Park Plaza, Hamburg’s affordable housing agency, is waiting for an engineer to determine the scope of work required to rehab apartments near the city park.
Two miles of Hesko barrier bags have been installed near the flag pole in downtown Hamburg as a flood protection by the Army Corps of Engineers.
Levee protection has been put in place by the Army Corps of Engineers to protect Hamburg’s water assets.
Dirt has been added to the three-mile west ditch levee, which stopped over-topping.
Seven pumps are running for flood abatement.
Work is continuing on debris removal.
Most of the city’s equipment has been replaced.
Private donations to Hamburg’s relief efforts have reached $90,000.

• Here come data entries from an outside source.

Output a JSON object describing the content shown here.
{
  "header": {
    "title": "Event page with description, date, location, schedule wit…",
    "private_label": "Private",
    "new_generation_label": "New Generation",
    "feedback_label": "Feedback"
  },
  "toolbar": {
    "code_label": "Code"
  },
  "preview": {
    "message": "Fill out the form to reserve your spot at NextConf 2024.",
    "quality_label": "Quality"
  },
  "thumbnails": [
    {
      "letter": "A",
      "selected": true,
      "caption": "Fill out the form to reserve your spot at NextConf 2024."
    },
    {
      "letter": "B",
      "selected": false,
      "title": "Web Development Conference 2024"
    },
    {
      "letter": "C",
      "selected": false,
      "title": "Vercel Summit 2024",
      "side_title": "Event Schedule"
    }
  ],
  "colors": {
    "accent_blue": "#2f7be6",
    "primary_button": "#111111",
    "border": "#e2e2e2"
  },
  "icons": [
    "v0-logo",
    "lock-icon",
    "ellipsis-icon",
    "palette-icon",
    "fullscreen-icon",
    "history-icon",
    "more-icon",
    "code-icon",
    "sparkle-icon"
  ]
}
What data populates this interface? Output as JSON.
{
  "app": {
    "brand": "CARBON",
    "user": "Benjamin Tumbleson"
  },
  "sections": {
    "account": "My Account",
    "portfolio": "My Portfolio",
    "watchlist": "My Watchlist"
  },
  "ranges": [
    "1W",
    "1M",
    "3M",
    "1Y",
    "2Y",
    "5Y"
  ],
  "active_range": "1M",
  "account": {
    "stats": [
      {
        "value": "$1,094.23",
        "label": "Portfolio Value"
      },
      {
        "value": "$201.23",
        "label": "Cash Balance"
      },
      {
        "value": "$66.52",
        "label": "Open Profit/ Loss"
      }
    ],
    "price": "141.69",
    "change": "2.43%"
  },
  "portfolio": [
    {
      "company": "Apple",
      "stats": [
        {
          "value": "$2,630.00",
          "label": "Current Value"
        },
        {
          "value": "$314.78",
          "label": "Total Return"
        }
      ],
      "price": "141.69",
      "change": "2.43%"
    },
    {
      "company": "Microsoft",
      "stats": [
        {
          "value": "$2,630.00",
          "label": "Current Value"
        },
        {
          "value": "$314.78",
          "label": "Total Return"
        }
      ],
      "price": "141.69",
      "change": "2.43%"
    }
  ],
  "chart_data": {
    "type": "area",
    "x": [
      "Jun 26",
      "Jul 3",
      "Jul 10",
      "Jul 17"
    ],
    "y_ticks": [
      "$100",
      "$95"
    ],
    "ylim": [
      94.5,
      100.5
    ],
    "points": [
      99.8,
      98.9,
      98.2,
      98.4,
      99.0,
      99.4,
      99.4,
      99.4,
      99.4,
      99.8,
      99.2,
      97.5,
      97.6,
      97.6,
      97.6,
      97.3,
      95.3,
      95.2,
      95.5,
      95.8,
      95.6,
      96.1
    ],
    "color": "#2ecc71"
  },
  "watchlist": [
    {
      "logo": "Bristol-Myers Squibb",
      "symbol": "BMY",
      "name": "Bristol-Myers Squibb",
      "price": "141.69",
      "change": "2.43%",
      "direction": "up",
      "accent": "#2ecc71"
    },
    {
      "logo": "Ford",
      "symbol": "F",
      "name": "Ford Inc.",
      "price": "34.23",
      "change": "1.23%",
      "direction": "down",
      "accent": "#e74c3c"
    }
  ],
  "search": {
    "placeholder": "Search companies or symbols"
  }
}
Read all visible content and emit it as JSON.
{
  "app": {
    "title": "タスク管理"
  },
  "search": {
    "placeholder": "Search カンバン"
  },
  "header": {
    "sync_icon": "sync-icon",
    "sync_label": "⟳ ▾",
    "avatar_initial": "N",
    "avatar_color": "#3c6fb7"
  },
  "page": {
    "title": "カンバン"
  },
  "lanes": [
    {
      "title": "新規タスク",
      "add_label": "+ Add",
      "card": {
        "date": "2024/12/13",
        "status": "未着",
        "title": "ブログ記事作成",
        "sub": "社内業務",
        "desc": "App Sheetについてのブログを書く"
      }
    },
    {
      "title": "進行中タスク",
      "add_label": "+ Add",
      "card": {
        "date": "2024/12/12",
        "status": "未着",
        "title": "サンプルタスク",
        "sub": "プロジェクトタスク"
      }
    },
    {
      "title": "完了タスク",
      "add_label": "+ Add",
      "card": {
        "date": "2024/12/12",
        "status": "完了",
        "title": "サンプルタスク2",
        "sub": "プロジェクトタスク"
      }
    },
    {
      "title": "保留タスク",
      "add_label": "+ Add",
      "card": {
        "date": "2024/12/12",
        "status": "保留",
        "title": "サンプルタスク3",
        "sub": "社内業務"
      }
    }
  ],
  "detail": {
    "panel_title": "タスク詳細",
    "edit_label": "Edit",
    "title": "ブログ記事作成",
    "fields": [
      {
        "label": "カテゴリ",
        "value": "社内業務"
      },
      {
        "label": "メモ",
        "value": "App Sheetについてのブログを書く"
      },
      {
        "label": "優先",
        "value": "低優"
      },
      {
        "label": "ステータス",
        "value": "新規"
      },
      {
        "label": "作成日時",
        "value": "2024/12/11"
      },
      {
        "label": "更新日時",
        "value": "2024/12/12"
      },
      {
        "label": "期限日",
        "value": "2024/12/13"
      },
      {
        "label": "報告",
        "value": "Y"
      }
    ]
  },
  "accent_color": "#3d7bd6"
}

Out of 32 Hamburg businesses, the following are open: ConAgra, Grape Hospital, Hamburg Electric, Hamburg Oil, Keims International Harvest, Risky Business, Oakes Repair, the Medical Clinic, Oswald Crow, Awesome Possum, Country Time Antiques and Pioneer Seed.
Five businesses are offering limited services. Those are NAPA, Casey’s, Stoner Drugs, Bartlett Grain and the Hamburg Reporter.
Businesses that the city knows have plans to open at this time include AgriVision, which will open when final levee protections are in place. Manildra plans to open in September and Great Western Bank will open in July. Other businesses might also have plans and the city will know more about those statuses by the next city council meeting.

Much work still remains in order to get permits to Hamburg residents who wish to rebuild after flood damage to their properties. FEMA has 270 property damage calculations by few permits have been issued.  Aid from FEMA, both to individuals to the city are dependent on getting permits to the residents affected by the flood. Mayor Crain said that three weeks of work have resulted in 17 permits being issued. Crain said a different tact may be taken to get more permits out.
The city of Hamburg submitted the names of 54 residents, for the second time, to receive FEMA trailers, but it is anticipated that few will end up receiving the help.

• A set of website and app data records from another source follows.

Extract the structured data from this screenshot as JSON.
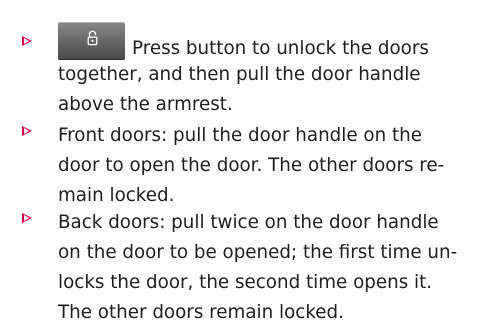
{
  "instructions": [
    {
      "icon": "unlock-icon",
      "lines": [
        "Press button to unlock the doors",
        "together, and then pull the door handle",
        "above the armrest."
      ]
    },
    {
      "lines": [
        "Front doors: pull the door handle on the",
        "door to open the door. The other doors re-",
        "main locked."
      ]
    },
    {
      "lines": [
        "Back doors: pull twice on the door handle",
        "on the door to be opened; the first time un-",
        "locks the door, the second time opens it.",
        "The other doors remain locked."
      ]
    }
  ],
  "colors": {
    "bullet": "#d7004b",
    "text": "#1e1e1e",
    "button": "#6a6a6a"
  }
}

A committee will be formed and will be comprised of city council members Russell Stockstell and Willy Thorpe; Al Dovel, representing the public utilities; and a group of citizens. The committee will help determine the final restrictions for housing in the flooded area going forward and will help to establish the boundaries for city services.
The work of the committee is part of the work required for establishing FEMA buyouts for the citizens of Hamburg.
Another issue the city is facing is finding the 15 percent buy in that is required to receive FEMA funds. At current, the city has no funds and has been operating on loaned dollars. Options for finding 15 percent of the estimated $3 million in damage to housing in Hamburg include applying for a portion of $15 million in state aid, applying for funds from the Nishnabotna Watershed bill and applying for a portion of Iowa’s allotment of the $19.1 billion in federal disaster relief funds.

In terms of finding housing solutions in Hamburg, the city is working to find vacant and de-lap-a-dated lots which can be utilized for new housing. The city is participating in an Iowa Economic Development program which will assist citizens in getting homes built on those lots. A total of 13 credit applications have been received from citizens. When final approval is given, factory homes could then be placed on a lot determined to be available by the city.
Also, work continues as the city of Hamburg plans a potential new sub division for housing. The city could get access to funds through a state revolving fund for water and sewer hook ups. Funding is being sought for streets and lights. It’s possible that funding for the flooded area could be used for the new development. The city is working with a city planner on other particulars of the new housing and land is being appraised in the target area for the new development.

Grants which the city has been awarded thus far include a rural water study grant, a $1 million USDA water grant and  a $150,000 USDA Water distribution grant. A water engineer has been found by the city to do work to complete these grants.

In joining with the request to receive $15 million in state disaster relief dollars, the city has made requests to the same for a $1 million in cost associated with obtaining the ditch 6 levee dirt and funds to pay city staff members.